In a previous post, I enumerated a few approaches/theories about how intelligence might work.
In this post, I’ll explore my current “best” guess. Keep in mind that my “best” guess changed over time. I would consider some of my previous best guesses wrong, so by extrapolation, my current best guess is also likely to be wrong. Also, I haven’t researched this idea very much, I would not be surprised to find that I missed some existing work.
As I said earlier, the “Analogy as the Core of Cognition” idea needs further investigation. (video). This idea makes a lot of sense, the only problem with it is that “analogy” is defined very broadly: as the common essence shared between two concepts.
I think we can simplify this idea a bit and adopt a new terminology. Let’s rename
isomorphism. Rapid quick check on wikipedia for isomorphism:
In mathematics, an isomorphism is a homomorphism (or more generally a morphism) that admits an inverse
Not very useful. If we check the entry for homomorphism:
In abstract algebra, a homomorphism is a structure-preserving map between two algebraic structures
Very good. For our purposes, we can say that an isomorphism is just an equality (or partial equality) of structure. If we have a concept A and a concept B, we can say the two are isomorphic if they share a lot of structure.
The idea behind the “mind as an isomorphism machine” is the following: there is a lot of structure in the world, and the mind is trying to capture it. So it slowly builds an internal model that mirrors the world, in other words, a model that is isomorphic to the world.
An important detail: in this process, he mind is not trying to make sense of the world (ie, build a model) as it appears, but rather as it really is. In other words, it is modelling the true causes that are generating the observed sensory data. This explains why we have optical illusions.
For example, take this illusion:
We see square A and square B as having a different color. But if you really check, you will find that in the image, A and B really are the same color, that is, the RGB values are the same.
But let’s ask the question again: are A and B the same color?
Well, in which context ? In the context of the image (read: sensory input data), they are the same color. But in the context of the world (the hypothetical world such that if you were to observe it, you would see the image), the two squares would not be of the same color.

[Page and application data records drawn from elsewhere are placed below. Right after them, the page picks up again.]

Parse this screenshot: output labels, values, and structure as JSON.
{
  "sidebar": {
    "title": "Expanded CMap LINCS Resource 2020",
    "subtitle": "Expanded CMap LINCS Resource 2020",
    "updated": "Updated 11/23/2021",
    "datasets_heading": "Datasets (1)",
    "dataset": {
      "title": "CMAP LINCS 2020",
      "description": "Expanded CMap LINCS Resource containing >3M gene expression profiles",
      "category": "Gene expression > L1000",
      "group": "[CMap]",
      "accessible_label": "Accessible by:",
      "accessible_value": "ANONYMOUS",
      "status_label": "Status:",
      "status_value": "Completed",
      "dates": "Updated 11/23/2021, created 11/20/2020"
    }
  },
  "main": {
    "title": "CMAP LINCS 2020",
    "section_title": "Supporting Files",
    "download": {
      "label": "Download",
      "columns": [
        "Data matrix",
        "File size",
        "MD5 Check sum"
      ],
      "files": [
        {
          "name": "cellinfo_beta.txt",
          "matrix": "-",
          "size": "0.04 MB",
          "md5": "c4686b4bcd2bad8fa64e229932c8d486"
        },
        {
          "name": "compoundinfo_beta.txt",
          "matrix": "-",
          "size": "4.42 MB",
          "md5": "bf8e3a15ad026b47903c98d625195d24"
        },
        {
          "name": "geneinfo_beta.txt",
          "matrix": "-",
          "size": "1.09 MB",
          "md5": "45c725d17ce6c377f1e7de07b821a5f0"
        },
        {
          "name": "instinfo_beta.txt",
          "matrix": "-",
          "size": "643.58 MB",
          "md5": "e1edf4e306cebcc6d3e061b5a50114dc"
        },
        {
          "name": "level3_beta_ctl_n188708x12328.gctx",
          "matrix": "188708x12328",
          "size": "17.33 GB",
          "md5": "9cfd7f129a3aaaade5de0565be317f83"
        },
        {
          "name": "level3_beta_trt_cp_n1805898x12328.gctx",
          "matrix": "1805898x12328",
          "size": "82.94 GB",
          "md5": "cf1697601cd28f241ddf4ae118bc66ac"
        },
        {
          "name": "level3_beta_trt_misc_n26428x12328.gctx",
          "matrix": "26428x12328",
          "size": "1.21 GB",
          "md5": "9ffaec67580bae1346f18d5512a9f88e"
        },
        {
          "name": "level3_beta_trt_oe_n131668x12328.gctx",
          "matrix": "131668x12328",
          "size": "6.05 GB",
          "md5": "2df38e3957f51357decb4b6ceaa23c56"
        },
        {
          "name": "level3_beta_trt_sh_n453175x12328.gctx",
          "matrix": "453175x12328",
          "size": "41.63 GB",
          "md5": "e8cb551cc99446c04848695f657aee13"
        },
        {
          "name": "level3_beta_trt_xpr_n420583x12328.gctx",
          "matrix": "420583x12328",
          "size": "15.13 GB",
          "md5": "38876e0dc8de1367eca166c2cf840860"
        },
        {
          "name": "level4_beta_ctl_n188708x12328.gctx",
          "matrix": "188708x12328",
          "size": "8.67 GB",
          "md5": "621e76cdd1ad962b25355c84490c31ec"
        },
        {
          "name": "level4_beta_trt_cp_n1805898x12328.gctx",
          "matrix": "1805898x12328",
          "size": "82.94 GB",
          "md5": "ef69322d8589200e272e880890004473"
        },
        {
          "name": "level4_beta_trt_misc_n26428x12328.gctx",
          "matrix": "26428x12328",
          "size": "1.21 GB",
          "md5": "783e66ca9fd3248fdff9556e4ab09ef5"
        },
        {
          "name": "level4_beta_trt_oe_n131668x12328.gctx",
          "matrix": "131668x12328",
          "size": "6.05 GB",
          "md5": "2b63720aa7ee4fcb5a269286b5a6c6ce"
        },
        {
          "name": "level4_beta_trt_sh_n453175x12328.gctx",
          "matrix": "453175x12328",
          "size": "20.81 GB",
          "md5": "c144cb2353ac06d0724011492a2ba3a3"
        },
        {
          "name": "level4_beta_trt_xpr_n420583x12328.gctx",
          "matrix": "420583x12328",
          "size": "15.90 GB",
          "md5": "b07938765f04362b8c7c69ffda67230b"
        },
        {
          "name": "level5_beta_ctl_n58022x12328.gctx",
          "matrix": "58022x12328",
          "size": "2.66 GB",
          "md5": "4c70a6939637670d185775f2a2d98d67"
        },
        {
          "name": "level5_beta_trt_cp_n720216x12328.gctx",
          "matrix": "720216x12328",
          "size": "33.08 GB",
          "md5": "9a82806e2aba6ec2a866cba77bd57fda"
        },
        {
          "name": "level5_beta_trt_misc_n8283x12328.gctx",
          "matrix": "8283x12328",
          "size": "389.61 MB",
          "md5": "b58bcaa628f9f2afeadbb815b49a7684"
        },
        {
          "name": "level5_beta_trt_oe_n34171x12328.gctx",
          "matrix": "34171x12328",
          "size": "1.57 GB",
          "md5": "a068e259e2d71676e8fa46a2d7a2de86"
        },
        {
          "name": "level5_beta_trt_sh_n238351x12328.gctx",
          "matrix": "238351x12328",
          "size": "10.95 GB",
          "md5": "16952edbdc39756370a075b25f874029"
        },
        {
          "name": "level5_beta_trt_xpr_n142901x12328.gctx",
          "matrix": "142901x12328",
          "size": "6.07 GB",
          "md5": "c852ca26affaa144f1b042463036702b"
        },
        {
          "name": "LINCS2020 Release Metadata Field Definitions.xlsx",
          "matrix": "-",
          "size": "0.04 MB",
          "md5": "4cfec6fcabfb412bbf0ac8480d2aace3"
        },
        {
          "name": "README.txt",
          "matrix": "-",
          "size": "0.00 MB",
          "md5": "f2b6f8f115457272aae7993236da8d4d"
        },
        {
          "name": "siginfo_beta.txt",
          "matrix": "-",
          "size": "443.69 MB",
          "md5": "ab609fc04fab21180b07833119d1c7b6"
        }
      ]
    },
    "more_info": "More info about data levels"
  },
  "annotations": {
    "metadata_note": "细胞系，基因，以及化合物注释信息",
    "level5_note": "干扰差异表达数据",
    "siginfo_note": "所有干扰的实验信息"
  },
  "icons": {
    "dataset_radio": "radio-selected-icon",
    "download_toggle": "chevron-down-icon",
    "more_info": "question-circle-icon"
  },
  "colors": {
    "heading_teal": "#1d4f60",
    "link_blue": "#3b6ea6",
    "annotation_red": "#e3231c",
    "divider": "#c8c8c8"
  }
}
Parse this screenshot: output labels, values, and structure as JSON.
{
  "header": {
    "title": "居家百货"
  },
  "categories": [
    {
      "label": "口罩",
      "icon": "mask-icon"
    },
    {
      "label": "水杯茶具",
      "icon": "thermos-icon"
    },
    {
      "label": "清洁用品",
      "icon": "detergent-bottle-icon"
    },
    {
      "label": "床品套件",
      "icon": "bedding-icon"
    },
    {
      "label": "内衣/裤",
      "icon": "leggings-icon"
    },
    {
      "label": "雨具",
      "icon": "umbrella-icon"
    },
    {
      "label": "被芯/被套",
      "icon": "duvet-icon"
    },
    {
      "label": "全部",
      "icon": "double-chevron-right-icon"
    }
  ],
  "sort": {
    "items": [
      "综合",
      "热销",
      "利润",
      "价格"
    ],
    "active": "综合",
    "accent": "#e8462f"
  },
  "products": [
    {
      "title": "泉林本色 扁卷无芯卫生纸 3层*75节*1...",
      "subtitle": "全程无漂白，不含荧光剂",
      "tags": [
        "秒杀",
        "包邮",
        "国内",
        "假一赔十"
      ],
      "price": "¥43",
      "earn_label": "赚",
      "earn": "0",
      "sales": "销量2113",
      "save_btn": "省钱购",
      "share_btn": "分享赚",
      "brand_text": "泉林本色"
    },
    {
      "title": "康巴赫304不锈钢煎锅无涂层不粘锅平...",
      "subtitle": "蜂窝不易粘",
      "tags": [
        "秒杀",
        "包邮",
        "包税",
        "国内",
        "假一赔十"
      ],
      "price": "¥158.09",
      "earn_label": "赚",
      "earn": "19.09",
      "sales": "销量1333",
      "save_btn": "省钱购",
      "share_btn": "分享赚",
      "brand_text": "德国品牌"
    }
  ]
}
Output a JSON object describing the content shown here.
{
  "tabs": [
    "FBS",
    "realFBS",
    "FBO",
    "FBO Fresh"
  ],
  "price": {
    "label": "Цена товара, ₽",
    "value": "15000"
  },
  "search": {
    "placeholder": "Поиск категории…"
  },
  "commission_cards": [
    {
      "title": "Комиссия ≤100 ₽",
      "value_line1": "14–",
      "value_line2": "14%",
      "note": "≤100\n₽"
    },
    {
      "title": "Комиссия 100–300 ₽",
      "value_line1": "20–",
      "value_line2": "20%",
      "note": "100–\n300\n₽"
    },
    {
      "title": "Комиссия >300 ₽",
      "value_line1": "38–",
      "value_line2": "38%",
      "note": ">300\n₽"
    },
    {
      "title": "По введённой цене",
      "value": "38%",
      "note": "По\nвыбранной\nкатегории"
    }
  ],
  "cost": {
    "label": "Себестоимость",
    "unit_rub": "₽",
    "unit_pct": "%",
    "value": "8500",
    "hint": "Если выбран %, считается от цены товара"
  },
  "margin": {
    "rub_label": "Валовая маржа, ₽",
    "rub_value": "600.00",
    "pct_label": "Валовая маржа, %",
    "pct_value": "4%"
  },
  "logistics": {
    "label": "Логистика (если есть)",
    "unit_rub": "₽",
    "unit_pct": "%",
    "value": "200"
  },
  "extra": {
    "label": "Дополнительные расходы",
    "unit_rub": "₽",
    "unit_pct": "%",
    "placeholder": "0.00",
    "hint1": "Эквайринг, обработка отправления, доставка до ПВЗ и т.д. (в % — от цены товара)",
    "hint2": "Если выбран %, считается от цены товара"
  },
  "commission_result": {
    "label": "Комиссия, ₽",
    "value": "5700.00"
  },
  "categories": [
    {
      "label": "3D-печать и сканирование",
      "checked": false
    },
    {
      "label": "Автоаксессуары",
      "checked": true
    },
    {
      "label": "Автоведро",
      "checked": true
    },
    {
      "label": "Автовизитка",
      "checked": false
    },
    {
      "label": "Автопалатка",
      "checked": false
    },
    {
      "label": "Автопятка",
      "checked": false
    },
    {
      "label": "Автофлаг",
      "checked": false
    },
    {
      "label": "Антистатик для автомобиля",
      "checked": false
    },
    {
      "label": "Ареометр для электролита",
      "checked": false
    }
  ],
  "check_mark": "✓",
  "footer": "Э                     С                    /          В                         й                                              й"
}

Which context is more useful ? Arguably, the context of the hypothetical world is more useful, because it is very much like our own, and we want to infer things in our world, not in sensory data. Sensory data is a gateway to be able to know about the world. We ultimately care about the world and not sensory data itself.
So when we look at the image, the brain constructs a model of the elements as if they were elements of a real hypothetical world and infers the most likely causes: light sources, objects, shapes, orientations, shadows… The model-constructing and property-inferring is so good that the colors for the squares A and B are inferred as not the same - exactly as they would be in the hypothetical world depicted in the image ! A and B having the same values in the sensory data is just a coincidence.
To summarize: We see not the world as it appears, but as it really is. Our minds have constructed a model of 3d objects as they are in the world. The objects, relationships, positions, orientations are the same in the model as they are in the world: the model is isomorphic to the world.
Naturally, this model-building is not restricting to vision. It also applies to logic, social situations, intuitive psychology (theory of mind) and intuitive physics, to name a few.
Now we can see the mind as a machine trying to build models more and more isomorphic to the world. Then we define intelligence as the possession of such a model. And the greater the degree of isomorphism between the model and the world, the greater the intelligence.
I’ll leave it at that for now. I’ll explore the implications of this idea in future posts.